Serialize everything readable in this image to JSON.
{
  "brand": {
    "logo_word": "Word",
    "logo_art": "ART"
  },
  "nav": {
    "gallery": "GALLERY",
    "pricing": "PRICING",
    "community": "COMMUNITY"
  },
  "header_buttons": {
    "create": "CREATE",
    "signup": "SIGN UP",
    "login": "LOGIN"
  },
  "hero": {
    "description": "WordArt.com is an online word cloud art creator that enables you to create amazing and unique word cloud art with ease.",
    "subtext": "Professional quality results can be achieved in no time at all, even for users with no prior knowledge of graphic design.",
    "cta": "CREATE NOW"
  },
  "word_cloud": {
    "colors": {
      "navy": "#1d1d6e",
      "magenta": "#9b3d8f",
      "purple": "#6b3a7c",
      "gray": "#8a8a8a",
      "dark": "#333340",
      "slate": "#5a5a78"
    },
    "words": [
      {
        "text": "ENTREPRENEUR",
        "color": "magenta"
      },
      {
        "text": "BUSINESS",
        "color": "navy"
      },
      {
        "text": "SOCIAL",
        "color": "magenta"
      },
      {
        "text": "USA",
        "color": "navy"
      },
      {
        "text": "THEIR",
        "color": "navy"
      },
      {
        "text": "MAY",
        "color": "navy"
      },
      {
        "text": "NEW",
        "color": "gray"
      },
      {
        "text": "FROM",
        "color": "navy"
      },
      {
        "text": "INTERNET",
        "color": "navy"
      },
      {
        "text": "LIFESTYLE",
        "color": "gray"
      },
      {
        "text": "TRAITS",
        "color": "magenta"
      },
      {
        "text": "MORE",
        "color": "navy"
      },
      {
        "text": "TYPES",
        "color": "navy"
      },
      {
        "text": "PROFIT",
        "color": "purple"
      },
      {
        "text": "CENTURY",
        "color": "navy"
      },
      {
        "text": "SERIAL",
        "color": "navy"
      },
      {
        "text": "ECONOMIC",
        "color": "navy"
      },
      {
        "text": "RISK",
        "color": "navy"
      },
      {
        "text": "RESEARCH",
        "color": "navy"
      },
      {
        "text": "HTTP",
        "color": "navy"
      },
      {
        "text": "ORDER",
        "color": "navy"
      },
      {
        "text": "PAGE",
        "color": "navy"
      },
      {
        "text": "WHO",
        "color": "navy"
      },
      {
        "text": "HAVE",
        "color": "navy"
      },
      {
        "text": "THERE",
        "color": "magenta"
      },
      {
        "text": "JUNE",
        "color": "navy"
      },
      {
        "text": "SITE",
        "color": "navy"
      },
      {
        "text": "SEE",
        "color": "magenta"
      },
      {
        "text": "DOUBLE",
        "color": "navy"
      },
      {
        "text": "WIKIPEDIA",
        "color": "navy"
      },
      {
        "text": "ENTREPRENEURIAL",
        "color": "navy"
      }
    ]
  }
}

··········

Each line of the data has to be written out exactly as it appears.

Serialize everything readable in this image to JSON.
{
  "brand": {
    "logo_word": "Word",
    "logo_art": "ART"
  },
  "nav": {
    "gallery": "GALLERY",
    "pricing": "PRICING",
    "community": "COMMUNITY"
  },
  "header_buttons": {
    "create": "CREATE",
    "signup": "SIGN UP",
    "login": "LOGIN"
  },
  "hero": {
    "description": "WordArt.com is an online word cloud art creator that enables you to create amazing and unique word cloud art with ease.",
    "subtext": "Professional quality results can be achieved in no time at all, even for users with no prior knowledge of graphic design.",
    "cta": "CREATE NOW"
  },
  "word_cloud": {
    "colors": {
      "navy": "#1d1d6e",
      "magenta": "#9b3d8f",
      "purple": "#6b3a7c",
      "gray": "#8a8a8a",
      "dark": "#333340",
      "slate": "#5a5a78"
    },
    "words": [
      {
        "text": "ENTREPRENEUR",
        "color": "magenta"
      },
      {
        "text": "BUSINESS",
        "color": "navy"
      },
      {
        "text": "SOCIAL",
        "color": "magenta"
      },
      {
        "text": "USA",
        "color": "navy"
      },
      {
        "text": "THEIR",
        "color": "navy"
      },
      {
        "text": "MAY",
        "color": "navy"
      },
      {
        "text": "NEW",
        "color": "gray"
      },
      {
        "text": "FROM",
        "color": "navy"
      },
      {
        "text": "INTERNET",
        "color": "navy"
      },
      {
        "text": "LIFESTYLE",
        "color": "gray"
      },
      {
        "text": "TRAITS",
        "color": "magenta"
      },
      {
        "text": "MORE",
        "color": "navy"
      },
      {
        "text": "TYPES",
        "color": "navy"
      },
      {
        "text": "PROFIT",
        "color": "purple"
      },
      {
        "text": "CENTURY",
        "color": "navy"
      },
      {
        "text": "SERIAL",
        "color": "navy"
      },
      {
        "text": "ECONOMIC",
        "color": "navy"
      },
      {
        "text": "RISK",
        "color": "navy"
      },
      {
        "text": "RESEARCH",
        "color": "navy"
      },
      {
        "text": "HTTP",
        "color": "navy"
      },
      {
        "text": "ORDER",
        "color": "navy"
      },
      {
        "text": "PAGE",
        "color": "navy"
      },
      {
        "text": "WHO",
        "color": "navy"
      },
      {
        "text": "HAVE",
        "color": "navy"
      },
      {
        "text": "THERE",
        "color": "magenta"
      },
      {
        "text": "JUNE",
        "color": "navy"
      },
      {
        "text": "SITE",
        "color": "navy"
      },
      {
        "text": "SEE",
        "color": "magenta"
      },
      {
        "text": "DOUBLE",
        "color": "navy"
      },
      {
        "text": "WIKIPEDIA",
        "color": "navy"
      },
      {
        "text": "ENTREPRENEURIAL",
        "color": "navy"
      }
    ]
  }
}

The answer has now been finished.